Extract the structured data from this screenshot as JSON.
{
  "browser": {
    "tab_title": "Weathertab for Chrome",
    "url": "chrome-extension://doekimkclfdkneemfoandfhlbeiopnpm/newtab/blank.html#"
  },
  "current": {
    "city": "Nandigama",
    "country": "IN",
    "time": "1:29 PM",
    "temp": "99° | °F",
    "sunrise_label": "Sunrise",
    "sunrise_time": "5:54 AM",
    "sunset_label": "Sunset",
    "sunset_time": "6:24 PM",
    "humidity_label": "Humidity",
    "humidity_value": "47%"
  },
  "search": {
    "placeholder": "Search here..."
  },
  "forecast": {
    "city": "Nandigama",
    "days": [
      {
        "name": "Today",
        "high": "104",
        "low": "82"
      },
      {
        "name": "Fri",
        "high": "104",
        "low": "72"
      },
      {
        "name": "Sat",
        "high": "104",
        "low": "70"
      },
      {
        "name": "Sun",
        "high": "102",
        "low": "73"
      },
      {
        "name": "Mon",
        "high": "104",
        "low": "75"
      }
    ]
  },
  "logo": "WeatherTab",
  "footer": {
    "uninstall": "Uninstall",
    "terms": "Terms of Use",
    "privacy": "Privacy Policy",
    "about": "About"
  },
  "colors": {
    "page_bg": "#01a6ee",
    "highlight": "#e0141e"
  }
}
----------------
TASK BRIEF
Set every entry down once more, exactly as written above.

PROBLEM SOLUTION
Extract the structured data from this screenshot as JSON.
{
  "browser": {
    "tab_title": "Weathertab for Chrome",
    "url": "chrome-extension://doekimkclfdkneemfoandfhlbeiopnpm/newtab/blank.html#"
  },
  "current": {
    "city": "Nandigama",
    "country": "IN",
    "time": "1:29 PM",
    "temp": "99° | °F",
    "sunrise_label": "Sunrise",
    "sunrise_time": "5:54 AM",
    "sunset_label": "Sunset",
    "sunset_time": "6:24 PM",
    "humidity_label": "Humidity",
    "humidity_value": "47%"
  },
  "search": {
    "placeholder": "Search here..."
  },
  "forecast": {
    "city": "Nandigama",
    "days": [
      {
        "name": "Today",
        "high": "104",
        "low": "82"
      },
      {
        "name": "Fri",
        "high": "104",
        "low": "72"
      },
      {
        "name": "Sat",
        "high": "104",
        "low": "70"
      },
      {
        "name": "Sun",
        "high": "102",
        "low": "73"
      },
      {
        "name": "Mon",
        "high": "104",
        "low": "75"
      }
    ]
  },
  "logo": "WeatherTab",
  "footer": {
    "uninstall": "Uninstall",
    "terms": "Terms of Use",
    "privacy": "Privacy Policy",
    "about": "About"
  },
  "colors": {
    "page_bg": "#01a6ee",
    "highlight": "#e0141e"
  }
}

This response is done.